* Exercise
Would you return every entry, exactly as it is written?

* Provided entries
□ □ □ □ □

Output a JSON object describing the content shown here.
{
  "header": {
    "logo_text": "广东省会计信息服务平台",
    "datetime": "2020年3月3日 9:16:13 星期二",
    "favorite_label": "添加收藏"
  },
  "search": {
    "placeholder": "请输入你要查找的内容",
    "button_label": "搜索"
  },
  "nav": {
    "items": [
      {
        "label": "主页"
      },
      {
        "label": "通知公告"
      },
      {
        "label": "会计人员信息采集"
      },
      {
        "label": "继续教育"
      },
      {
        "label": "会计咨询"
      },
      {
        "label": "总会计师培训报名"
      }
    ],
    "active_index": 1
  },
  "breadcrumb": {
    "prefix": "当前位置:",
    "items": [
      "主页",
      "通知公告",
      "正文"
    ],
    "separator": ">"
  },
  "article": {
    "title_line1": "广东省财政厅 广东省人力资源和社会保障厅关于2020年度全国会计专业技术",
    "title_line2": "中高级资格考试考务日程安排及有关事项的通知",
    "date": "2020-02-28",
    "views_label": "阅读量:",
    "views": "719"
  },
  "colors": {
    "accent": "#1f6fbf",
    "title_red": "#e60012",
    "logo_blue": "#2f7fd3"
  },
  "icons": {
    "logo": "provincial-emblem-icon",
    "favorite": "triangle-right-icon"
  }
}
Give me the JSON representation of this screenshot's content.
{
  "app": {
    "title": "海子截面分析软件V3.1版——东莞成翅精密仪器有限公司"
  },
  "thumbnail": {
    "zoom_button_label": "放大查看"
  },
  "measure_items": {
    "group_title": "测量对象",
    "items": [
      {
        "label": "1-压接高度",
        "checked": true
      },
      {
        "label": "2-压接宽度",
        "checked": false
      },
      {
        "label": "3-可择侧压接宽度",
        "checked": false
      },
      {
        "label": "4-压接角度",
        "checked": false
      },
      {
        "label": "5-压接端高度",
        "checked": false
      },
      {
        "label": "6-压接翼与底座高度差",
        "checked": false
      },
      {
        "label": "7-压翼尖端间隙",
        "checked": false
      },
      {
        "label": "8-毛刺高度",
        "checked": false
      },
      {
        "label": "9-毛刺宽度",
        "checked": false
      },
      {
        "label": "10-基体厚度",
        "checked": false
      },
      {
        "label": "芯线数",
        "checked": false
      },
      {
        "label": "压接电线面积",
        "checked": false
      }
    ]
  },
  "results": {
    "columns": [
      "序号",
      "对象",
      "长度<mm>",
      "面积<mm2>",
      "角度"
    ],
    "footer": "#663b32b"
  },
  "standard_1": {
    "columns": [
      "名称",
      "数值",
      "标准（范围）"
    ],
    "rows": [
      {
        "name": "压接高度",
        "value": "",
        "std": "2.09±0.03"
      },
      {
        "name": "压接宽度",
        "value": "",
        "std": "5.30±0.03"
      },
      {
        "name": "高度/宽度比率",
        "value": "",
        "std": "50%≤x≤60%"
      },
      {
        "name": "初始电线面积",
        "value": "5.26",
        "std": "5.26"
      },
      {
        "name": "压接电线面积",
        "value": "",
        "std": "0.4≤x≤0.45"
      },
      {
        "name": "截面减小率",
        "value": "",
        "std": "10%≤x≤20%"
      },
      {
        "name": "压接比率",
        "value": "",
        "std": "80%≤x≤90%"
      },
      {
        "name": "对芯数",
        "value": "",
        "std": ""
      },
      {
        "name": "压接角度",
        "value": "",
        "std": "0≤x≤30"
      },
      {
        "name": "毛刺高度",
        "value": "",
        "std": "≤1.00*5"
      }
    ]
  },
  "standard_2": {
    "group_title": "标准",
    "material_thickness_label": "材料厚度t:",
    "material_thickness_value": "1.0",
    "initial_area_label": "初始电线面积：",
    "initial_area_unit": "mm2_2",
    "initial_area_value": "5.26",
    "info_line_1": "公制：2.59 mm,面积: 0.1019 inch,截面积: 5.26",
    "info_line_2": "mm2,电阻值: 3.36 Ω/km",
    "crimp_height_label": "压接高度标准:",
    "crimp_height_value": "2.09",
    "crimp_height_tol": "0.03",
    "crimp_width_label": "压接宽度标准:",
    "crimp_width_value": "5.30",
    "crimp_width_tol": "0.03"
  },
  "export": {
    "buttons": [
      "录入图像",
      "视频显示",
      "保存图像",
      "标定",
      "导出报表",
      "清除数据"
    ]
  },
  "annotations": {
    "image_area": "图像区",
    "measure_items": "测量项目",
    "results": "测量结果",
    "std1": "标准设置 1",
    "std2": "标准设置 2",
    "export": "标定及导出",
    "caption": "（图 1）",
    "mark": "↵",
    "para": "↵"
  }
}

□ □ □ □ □

* Worked solution
Output a JSON object describing the content shown here.
{
  "header": {
    "logo_text": "广东省会计信息服务平台",
    "datetime": "2020年3月3日 9:16:13 星期二",
    "favorite_label": "添加收藏"
  },
  "search": {
    "placeholder": "请输入你要查找的内容",
    "button_label": "搜索"
  },
  "nav": {
    "items": [
      {
        "label": "主页"
      },
      {
        "label": "通知公告"
      },
      {
        "label": "会计人员信息采集"
      },
      {
        "label": "继续教育"
      },
      {
        "label": "会计咨询"
      },
      {
        "label": "总会计师培训报名"
      }
    ],
    "active_index": 1
  },
  "breadcrumb": {
    "prefix": "当前位置:",
    "items": [
      "主页",
      "通知公告",
      "正文"
    ],
    "separator": ">"
  },
  "article": {
    "title_line1": "广东省财政厅 广东省人力资源和社会保障厅关于2020年度全国会计专业技术",
    "title_line2": "中高级资格考试考务日程安排及有关事项的通知",
    "date": "2020-02-28",
    "views_label": "阅读量:",
    "views": "719"
  },
  "colors": {
    "accent": "#1f6fbf",
    "title_red": "#e60012",
    "logo_blue": "#2f7fd3"
  },
  "icons": {
    "logo": "provincial-emblem-icon",
    "favorite": "triangle-right-icon"
  }
}
Give me the JSON representation of this screenshot's content.
{
  "app": {
    "title": "海子截面分析软件V3.1版——东莞成翅精密仪器有限公司"
  },
  "thumbnail": {
    "zoom_button_label": "放大查看"
  },
  "measure_items": {
    "group_title": "测量对象",
    "items": [
      {
        "label": "1-压接高度",
        "checked": true
      },
      {
        "label": "2-压接宽度",
        "checked": false
      },
      {
        "label": "3-可择侧压接宽度",
        "checked": false
      },
      {
        "label": "4-压接角度",
        "checked": false
      },
      {
        "label": "5-压接端高度",
        "checked": false
      },
      {
        "label": "6-压接翼与底座高度差",
        "checked": false
      },
      {
        "label": "7-压翼尖端间隙",
        "checked": false
      },
      {
        "label": "8-毛刺高度",
        "checked": false
      },
      {
        "label": "9-毛刺宽度",
        "checked": false
      },
      {
        "label": "10-基体厚度",
        "checked": false
      },
      {
        "label": "芯线数",
        "checked": false
      },
      {
        "label": "压接电线面积",
        "checked": false
      }
    ]
  },
  "results": {
    "columns": [
      "序号",
      "对象",
      "长度<mm>",
      "面积<mm2>",
      "角度"
    ],
    "footer": "#663b32b"
  },
  "standard_1": {
    "columns": [
      "名称",
      "数值",
      "标准（范围）"
    ],
    "rows": [
      {
        "name": "压接高度",
        "value": "",
        "std": "2.09±0.03"
      },
      {
        "name": "压接宽度",
        "value": "",
        "std": "5.30±0.03"
      },
      {
        "name": "高度/宽度比率",
        "value": "",
        "std": "50%≤x≤60%"
      },
      {
        "name": "初始电线面积",
        "value": "5.26",
        "std": "5.26"
      },
      {
        "name": "压接电线面积",
        "value": "",
        "std": "0.4≤x≤0.45"
      },
      {
        "name": "截面减小率",
        "value": "",
        "std": "10%≤x≤20%"
      },
      {
        "name": "压接比率",
        "value": "",
        "std": "80%≤x≤90%"
      },
      {
        "name": "对芯数",
        "value": "",
        "std": ""
      },
      {
        "name": "压接角度",
        "value": "",
        "std": "0≤x≤30"
      },
      {
        "name": "毛刺高度",
        "value": "",
        "std": "≤1.00*5"
      }
    ]
  },
  "standard_2": {
    "group_title": "标准",
    "material_thickness_label": "材料厚度t:",
    "material_thickness_value": "1.0",
    "initial_area_label": "初始电线面积：",
    "initial_area_unit": "mm2_2",
    "initial_area_value": "5.26",
    "info_line_1": "公制：2.59 mm,面积: 0.1019 inch,截面积: 5.26",
    "info_line_2": "mm2,电阻值: 3.36 Ω/km",
    "crimp_height_label": "压接高度标准:",
    "crimp_height_value": "2.09",
    "crimp_height_tol": "0.03",
    "crimp_width_label": "压接宽度标准:",
    "crimp_width_value": "5.30",
    "crimp_width_tol": "0.03"
  },
  "export": {
    "buttons": [
      "录入图像",
      "视频显示",
      "保存图像",
      "标定",
      "导出报表",
      "清除数据"
    ]
  },
  "annotations": {
    "image_area": "图像区",
    "measure_items": "测量项目",
    "results": "测量结果",
    "std1": "标准设置 1",
    "std2": "标准设置 2",
    "export": "标定及导出",
    "caption": "（图 1）",
    "mark": "↵",
    "para": "↵"
  }
}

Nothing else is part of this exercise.